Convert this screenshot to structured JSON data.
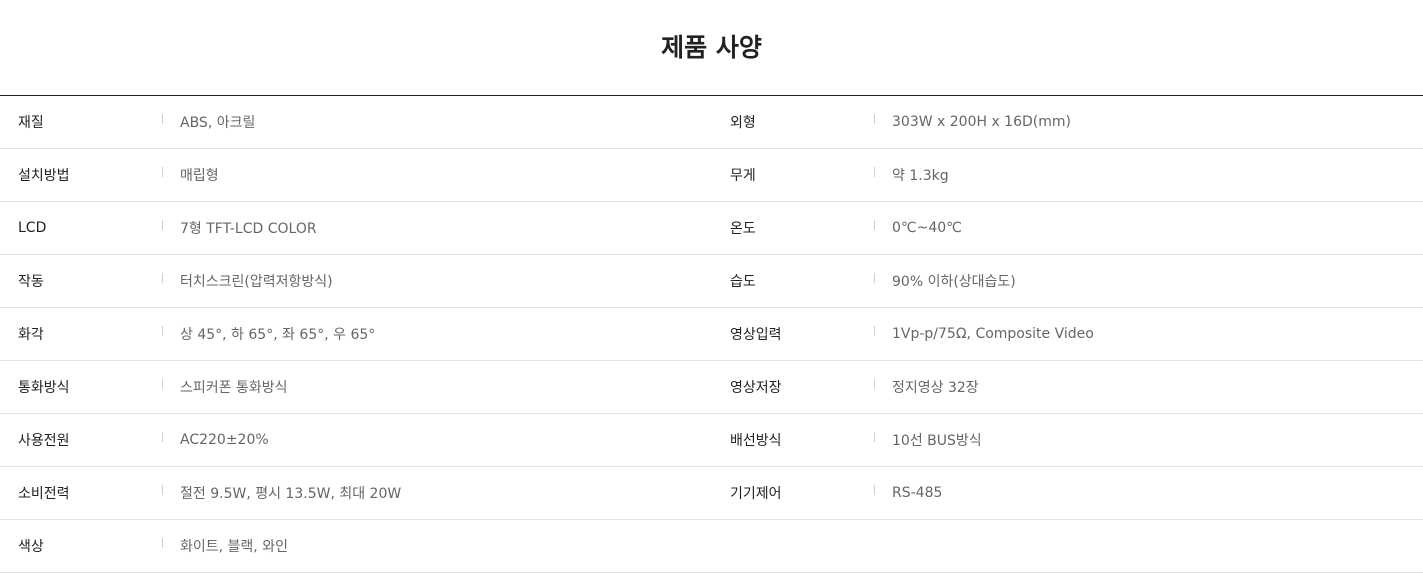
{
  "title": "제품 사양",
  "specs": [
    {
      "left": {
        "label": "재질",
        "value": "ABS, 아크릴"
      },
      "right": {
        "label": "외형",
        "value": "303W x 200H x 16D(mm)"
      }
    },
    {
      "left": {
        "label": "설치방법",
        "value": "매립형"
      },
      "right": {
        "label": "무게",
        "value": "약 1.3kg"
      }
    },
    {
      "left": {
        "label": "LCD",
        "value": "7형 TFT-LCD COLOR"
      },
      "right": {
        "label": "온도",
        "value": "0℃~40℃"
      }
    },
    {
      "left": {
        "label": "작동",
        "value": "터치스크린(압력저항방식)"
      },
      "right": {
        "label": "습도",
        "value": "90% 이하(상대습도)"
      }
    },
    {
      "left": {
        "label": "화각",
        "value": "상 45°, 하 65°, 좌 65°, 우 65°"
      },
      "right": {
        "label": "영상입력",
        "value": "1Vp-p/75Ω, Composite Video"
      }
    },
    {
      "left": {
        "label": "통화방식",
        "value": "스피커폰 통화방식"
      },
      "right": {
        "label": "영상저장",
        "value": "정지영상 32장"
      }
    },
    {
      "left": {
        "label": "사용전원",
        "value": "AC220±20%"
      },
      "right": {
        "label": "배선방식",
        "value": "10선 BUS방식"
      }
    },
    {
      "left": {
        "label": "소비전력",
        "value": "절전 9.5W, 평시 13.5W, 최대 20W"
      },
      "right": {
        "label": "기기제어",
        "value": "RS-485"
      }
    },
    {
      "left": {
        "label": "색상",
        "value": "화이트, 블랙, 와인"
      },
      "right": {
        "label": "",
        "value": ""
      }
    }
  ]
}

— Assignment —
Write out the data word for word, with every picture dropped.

— Task solution —
Convert this screenshot to structured JSON data.
{
  "title": "제품 사양",
  "specs": [
    {
      "left": {
        "label": "재질",
        "value": "ABS, 아크릴"
      },
      "right": {
        "label": "외형",
        "value": "303W x 200H x 16D(mm)"
      }
    },
    {
      "left": {
        "label": "설치방법",
        "value": "매립형"
      },
      "right": {
        "label": "무게",
        "value": "약 1.3kg"
      }
    },
    {
      "left": {
        "label": "LCD",
        "value": "7형 TFT-LCD COLOR"
      },
      "right": {
        "label": "온도",
        "value": "0℃~40℃"
      }
    },
    {
      "left": {
        "label": "작동",
        "value": "터치스크린(압력저항방식)"
      },
      "right": {
        "label": "습도",
        "value": "90% 이하(상대습도)"
      }
    },
    {
      "left": {
        "label": "화각",
        "value": "상 45°, 하 65°, 좌 65°, 우 65°"
      },
      "right": {
        "label": "영상입력",
        "value": "1Vp-p/75Ω, Composite Video"
      }
    },
    {
      "left": {
        "label": "통화방식",
        "value": "스피커폰 통화방식"
      },
      "right": {
        "label": "영상저장",
        "value": "정지영상 32장"
      }
    },
    {
      "left": {
        "label": "사용전원",
        "value": "AC220±20%"
      },
      "right": {
        "label": "배선방식",
        "value": "10선 BUS방식"
      }
    },
    {
      "left": {
        "label": "소비전력",
        "value": "절전 9.5W, 평시 13.5W, 최대 20W"
      },
      "right": {
        "label": "기기제어",
        "value": "RS-485"
      }
    },
    {
      "left": {
        "label": "색상",
        "value": "화이트, 블랙, 와인"
      },
      "right": {
        "label": "",
        "value": ""
      }
    }
  ]
}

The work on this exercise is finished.